is dedicated to conducting both basic and applied research in computer science and software engineering. Since 2002, Microsoft Research has supported 13 top-tier research universities in six Latin American and Caribbean countries. Between 2004 and 2007, Microsoft awarded more than $1 million to more than 30 research projects and established eight technology learning labs in area universities. Between 2005 and 2007, 21 students participated in Microsoft Research’s Internship & Fellowship program.
Windows XP Starter Edition
and recently launched Windows Vista Starter provide first-time PC users in developing technology markets with an affordable and simple introduction to personal computing. Through ongoing collaborations with local governments on PC access programs, more than 1.5 million families in emerging markets have learned to use a PC through Windows XP Starter Edition.
(formerly known as the Shared Access Toolkit) provides powerful new software tools for sharing computers in schools, libraries, Internet cafes, and other public places. SteadyState makes it easy to set up, safeguard, and manage reliable shared computers running genuine Windows XP.

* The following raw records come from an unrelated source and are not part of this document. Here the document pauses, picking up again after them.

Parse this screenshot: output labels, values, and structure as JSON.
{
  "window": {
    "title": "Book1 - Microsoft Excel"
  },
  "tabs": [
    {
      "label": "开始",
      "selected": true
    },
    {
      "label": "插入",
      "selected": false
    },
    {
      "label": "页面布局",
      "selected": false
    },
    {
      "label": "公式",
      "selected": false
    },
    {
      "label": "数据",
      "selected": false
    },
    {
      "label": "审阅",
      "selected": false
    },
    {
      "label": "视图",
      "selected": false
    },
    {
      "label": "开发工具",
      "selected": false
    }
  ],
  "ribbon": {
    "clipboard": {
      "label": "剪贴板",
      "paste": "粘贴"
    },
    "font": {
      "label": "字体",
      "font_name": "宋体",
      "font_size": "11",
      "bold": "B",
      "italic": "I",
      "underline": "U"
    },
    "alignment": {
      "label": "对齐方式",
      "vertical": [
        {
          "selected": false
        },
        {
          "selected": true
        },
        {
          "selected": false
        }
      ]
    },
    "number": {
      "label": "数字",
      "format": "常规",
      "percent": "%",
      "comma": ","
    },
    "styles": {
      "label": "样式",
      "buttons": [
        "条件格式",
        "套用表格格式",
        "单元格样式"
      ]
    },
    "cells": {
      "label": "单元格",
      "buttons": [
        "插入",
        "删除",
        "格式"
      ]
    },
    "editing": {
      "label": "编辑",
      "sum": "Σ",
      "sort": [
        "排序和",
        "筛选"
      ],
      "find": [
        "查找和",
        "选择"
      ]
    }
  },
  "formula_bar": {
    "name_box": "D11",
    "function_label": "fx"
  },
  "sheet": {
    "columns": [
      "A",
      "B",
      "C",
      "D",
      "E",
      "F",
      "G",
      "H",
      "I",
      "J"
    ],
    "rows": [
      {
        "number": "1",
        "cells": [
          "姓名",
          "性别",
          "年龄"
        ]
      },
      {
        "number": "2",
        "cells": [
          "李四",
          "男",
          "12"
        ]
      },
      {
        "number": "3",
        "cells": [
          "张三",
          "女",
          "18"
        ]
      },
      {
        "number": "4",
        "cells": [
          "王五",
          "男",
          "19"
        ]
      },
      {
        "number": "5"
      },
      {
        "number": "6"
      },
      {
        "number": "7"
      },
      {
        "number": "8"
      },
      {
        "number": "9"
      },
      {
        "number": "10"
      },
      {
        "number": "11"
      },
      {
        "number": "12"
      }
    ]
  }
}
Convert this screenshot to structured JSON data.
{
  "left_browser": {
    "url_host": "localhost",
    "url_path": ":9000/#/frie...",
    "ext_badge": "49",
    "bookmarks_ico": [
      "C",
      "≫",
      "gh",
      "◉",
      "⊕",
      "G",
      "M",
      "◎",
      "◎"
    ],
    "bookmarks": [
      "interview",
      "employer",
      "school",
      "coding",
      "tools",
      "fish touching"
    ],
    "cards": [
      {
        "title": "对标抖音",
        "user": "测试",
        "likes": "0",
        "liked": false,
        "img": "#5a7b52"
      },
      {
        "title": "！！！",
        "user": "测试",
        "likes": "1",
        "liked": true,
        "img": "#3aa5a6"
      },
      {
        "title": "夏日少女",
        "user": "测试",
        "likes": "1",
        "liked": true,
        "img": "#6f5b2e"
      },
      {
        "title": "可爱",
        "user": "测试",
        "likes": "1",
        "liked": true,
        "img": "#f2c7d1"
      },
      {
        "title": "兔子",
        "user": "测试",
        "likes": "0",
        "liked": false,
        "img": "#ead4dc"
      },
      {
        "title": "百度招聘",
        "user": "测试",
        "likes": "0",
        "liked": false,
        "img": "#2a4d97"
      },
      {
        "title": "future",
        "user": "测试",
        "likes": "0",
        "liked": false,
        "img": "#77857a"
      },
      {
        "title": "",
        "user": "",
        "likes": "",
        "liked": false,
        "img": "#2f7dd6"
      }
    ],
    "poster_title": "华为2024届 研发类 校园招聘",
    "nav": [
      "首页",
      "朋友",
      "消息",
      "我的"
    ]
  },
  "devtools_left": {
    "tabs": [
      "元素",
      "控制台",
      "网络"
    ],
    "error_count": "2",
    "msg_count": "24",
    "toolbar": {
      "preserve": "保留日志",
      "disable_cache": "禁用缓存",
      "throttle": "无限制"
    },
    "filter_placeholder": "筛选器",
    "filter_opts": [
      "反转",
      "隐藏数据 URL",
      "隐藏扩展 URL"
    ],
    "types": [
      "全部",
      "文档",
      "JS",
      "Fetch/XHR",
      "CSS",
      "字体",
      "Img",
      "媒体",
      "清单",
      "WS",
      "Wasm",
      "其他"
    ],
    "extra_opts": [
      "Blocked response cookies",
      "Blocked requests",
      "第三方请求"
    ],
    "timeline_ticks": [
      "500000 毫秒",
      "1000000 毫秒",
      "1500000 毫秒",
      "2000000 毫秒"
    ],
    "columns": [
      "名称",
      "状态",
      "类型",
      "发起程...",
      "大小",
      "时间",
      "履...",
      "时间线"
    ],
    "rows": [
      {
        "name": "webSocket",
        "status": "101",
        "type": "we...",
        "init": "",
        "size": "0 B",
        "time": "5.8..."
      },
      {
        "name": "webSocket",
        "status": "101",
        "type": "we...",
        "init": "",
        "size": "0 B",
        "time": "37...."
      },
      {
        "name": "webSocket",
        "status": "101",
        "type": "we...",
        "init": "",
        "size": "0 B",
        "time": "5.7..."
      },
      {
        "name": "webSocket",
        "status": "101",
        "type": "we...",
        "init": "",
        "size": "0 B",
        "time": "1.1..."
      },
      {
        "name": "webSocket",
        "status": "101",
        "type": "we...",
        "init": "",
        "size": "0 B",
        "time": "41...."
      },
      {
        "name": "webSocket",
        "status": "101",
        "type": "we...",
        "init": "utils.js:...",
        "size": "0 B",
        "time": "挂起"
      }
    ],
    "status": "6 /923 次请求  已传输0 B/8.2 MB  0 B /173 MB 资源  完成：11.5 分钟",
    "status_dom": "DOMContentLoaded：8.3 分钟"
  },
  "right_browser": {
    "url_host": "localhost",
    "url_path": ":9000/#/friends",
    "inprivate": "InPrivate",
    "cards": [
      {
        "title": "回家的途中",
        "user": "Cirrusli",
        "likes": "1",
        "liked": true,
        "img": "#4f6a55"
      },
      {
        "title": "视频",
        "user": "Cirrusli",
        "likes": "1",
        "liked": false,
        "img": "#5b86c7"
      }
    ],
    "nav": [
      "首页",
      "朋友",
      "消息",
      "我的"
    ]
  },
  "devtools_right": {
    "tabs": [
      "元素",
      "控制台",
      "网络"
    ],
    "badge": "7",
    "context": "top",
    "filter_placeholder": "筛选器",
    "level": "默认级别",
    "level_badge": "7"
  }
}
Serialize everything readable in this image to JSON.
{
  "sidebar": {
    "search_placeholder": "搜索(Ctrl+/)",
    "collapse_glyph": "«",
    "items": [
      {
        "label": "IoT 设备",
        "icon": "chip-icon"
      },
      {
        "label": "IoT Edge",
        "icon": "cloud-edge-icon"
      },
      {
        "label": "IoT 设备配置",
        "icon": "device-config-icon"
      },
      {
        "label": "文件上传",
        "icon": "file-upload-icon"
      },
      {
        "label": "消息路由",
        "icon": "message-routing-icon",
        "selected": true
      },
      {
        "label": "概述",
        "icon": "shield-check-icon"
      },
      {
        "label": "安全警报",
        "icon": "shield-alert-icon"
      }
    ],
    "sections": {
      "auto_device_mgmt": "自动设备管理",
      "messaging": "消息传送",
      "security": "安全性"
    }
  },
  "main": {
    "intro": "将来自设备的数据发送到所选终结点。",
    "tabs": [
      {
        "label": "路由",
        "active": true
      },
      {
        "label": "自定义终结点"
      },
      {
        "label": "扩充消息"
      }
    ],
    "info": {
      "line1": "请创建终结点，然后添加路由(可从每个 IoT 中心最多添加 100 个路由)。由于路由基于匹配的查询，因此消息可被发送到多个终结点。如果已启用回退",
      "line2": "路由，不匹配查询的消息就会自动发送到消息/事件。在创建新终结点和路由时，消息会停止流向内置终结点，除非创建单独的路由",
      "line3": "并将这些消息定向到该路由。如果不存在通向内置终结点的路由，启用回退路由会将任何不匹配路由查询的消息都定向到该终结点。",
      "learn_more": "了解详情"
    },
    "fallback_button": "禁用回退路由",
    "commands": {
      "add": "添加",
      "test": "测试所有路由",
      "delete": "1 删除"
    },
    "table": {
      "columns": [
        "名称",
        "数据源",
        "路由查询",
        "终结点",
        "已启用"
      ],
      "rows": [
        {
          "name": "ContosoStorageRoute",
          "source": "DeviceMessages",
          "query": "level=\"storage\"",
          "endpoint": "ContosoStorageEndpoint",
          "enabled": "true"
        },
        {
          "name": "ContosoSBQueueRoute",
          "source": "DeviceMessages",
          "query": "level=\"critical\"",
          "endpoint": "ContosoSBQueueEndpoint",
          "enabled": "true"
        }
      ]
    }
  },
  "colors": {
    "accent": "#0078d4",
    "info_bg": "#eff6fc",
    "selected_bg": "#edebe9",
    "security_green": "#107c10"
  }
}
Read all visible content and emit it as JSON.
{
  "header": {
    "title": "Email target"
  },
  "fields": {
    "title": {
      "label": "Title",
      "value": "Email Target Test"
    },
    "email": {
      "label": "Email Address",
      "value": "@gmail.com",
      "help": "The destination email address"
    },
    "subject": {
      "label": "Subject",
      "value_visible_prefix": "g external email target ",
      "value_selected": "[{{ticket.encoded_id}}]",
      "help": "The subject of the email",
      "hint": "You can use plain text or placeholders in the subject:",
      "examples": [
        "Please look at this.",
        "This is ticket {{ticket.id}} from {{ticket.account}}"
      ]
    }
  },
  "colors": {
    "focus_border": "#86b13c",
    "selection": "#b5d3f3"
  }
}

, formerly called MultiMouse, is simple, powerful technology that enables multiple users to share a single PC with multiple mice or other peripherals to learn 21st-century skills in the process. Windows MultiPoint extends the school’s investment in each PC, while also offering unique opportunities for active, collaborative learning. The technology is in the early stages and a software development kit (SDK) is available for education developers to create innovative new learning games and applications for kids all over the world.